[13] National Human Rights Commission of Korea, Survey for the drafting of the Older People's Rights General Report, uploaded 2018, (accessed October 19, 2021), p. 132.

[14] National Human Rights Commission of Korea, "NHRCK Chairperson's Statement for Older Persons' Day in Korea (October 2), (accessed October 19 19, 2021).

[15] You Soo-sun, "Disabled Children Struggle with Schooling," Korea Times, August 9, 2017, (accessed October 20, 2021).

[16] Ock Hyun-ju, "7 in 10 Foreign Residents Say 'Racism Exists' in S. Korea," Korea Herald, March 20, 2020, (accessed October 20, 2021).

[17] 2020 Settlement Survey of North Korean Refugees in South Korea, Korea Hana Foundation, March 2021,  (accessed December 9, 2021).

[18] Framework Act on Education, (accessed October 20, 2021).

[19] Ibid., arts. 1 & 6.

[20] Human Rights Watch, "I Thought of Myself as Defective": Neglecting the Rights of LGBT Youth in South Korean Schools, September 14, 2021,

[21] Ock Hyun-ju, "Korean Media's Focus on 'Gay' Club in COVID-19 Case Further Stigmatises LGBT People," Korea Herald, May 8, 2020, (accessed October 20, 2021).

[22] Kim Arin, "Legislate Against Discrimination,' Human Rights Body Urges Lawmakers," Korea Herald, June 30, 2020, (accessed October 20, 2021).

[23] Yoon So-yeon, "Calls for Anti-discrimination Law Grow, but so Does Opposition," JoongAng Daily, July 11, 2021, (accessed October 20, 2021); Human Rights Watch, Joint Statement National Assembly of South Korea act swiftly to enact anti-discrimination legislation, November 11, 2021, (accessed December 9, 2021).

[24]  In Kyu-jin, "What is the Anti-discrimination Law? All Country Surprised," Yonhap News Agency, November 11, 2021, (accessed December 9. 2021).

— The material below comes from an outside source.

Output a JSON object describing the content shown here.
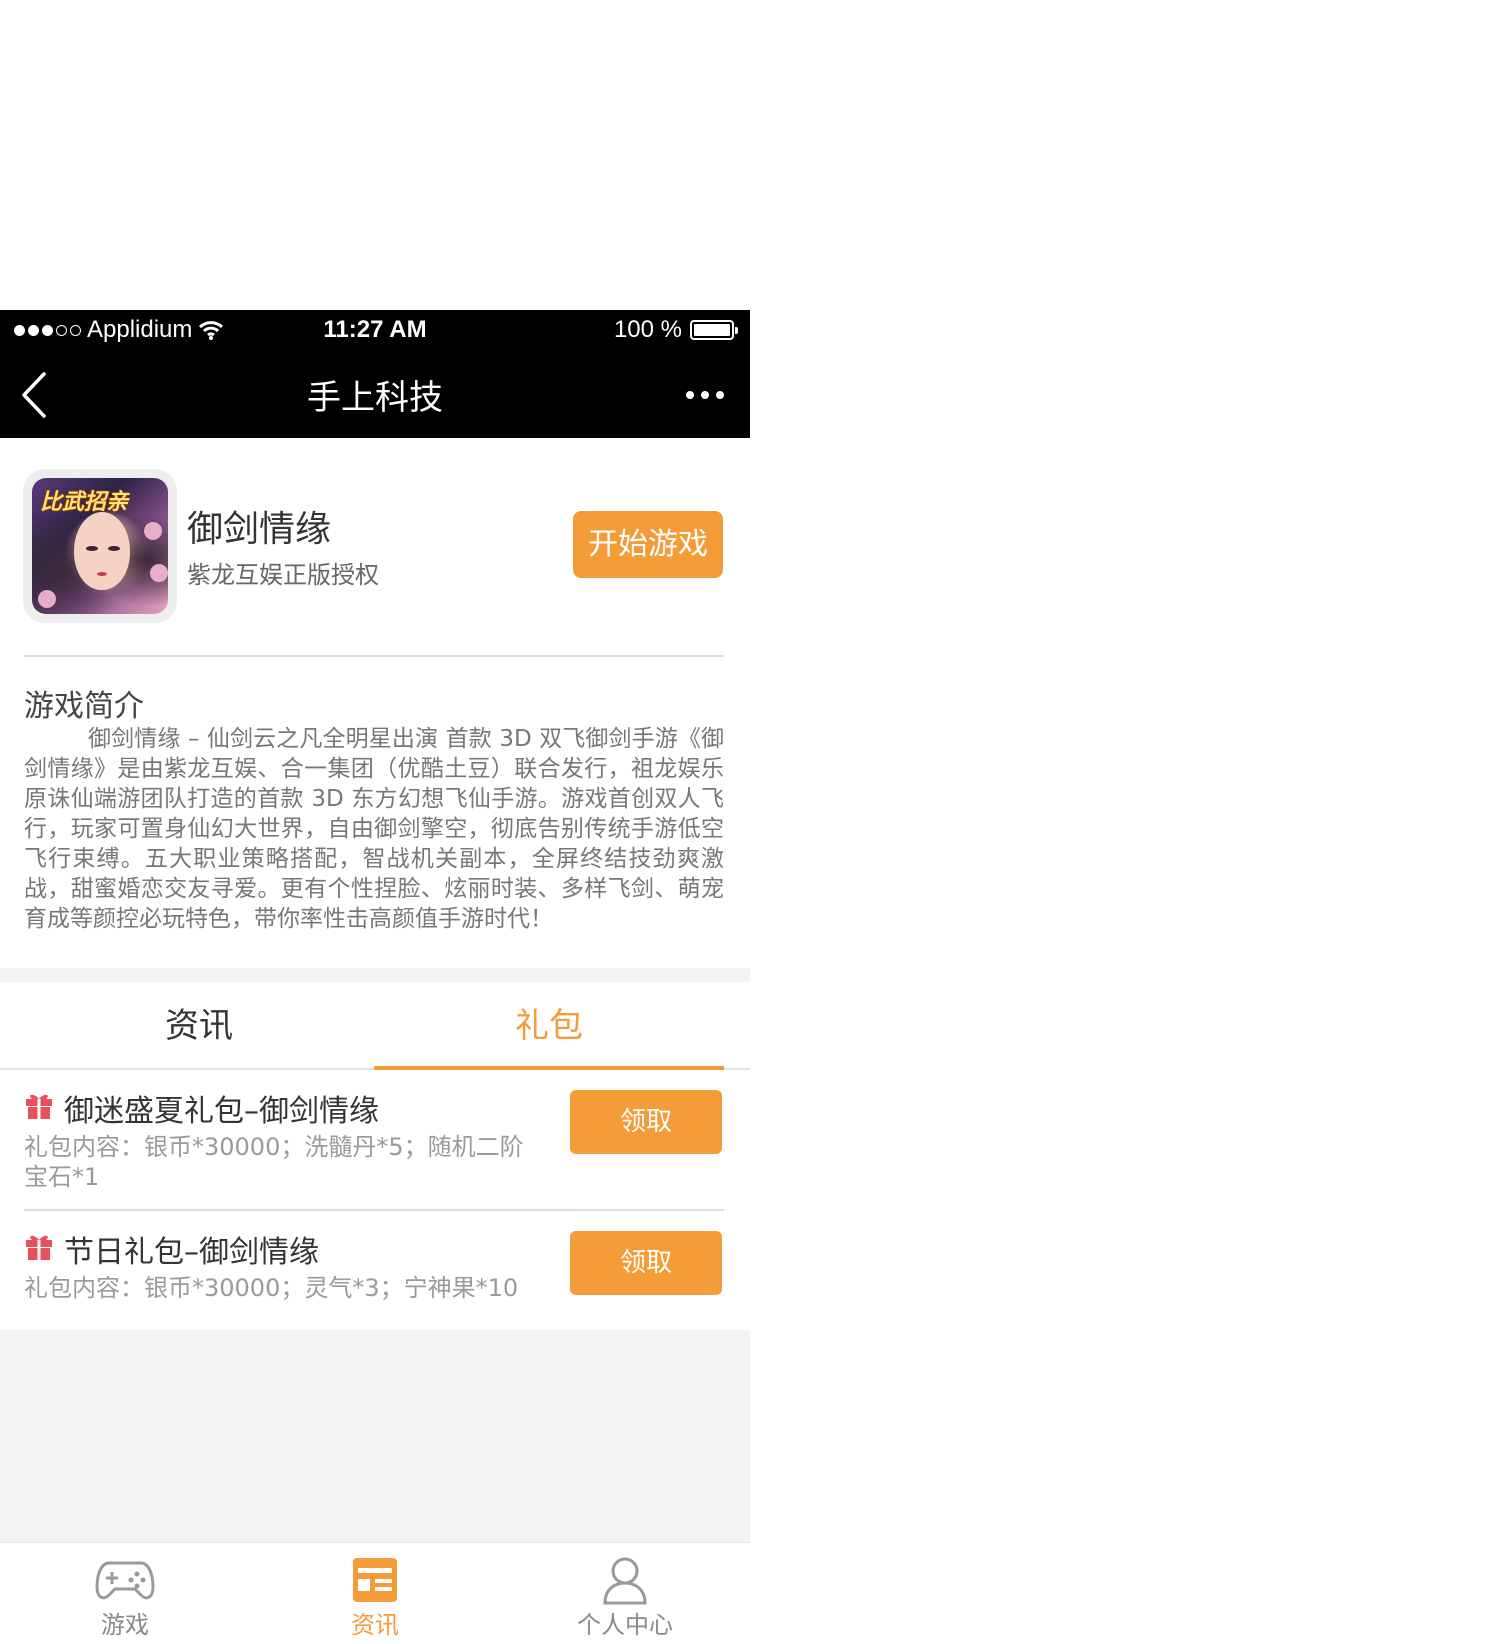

[25] South Korea Needs New Standard on Human Rights to Reflect Changing Times: Moon," Yonhap News Agency, November 25, 2021, (accessed on December 9, 2021).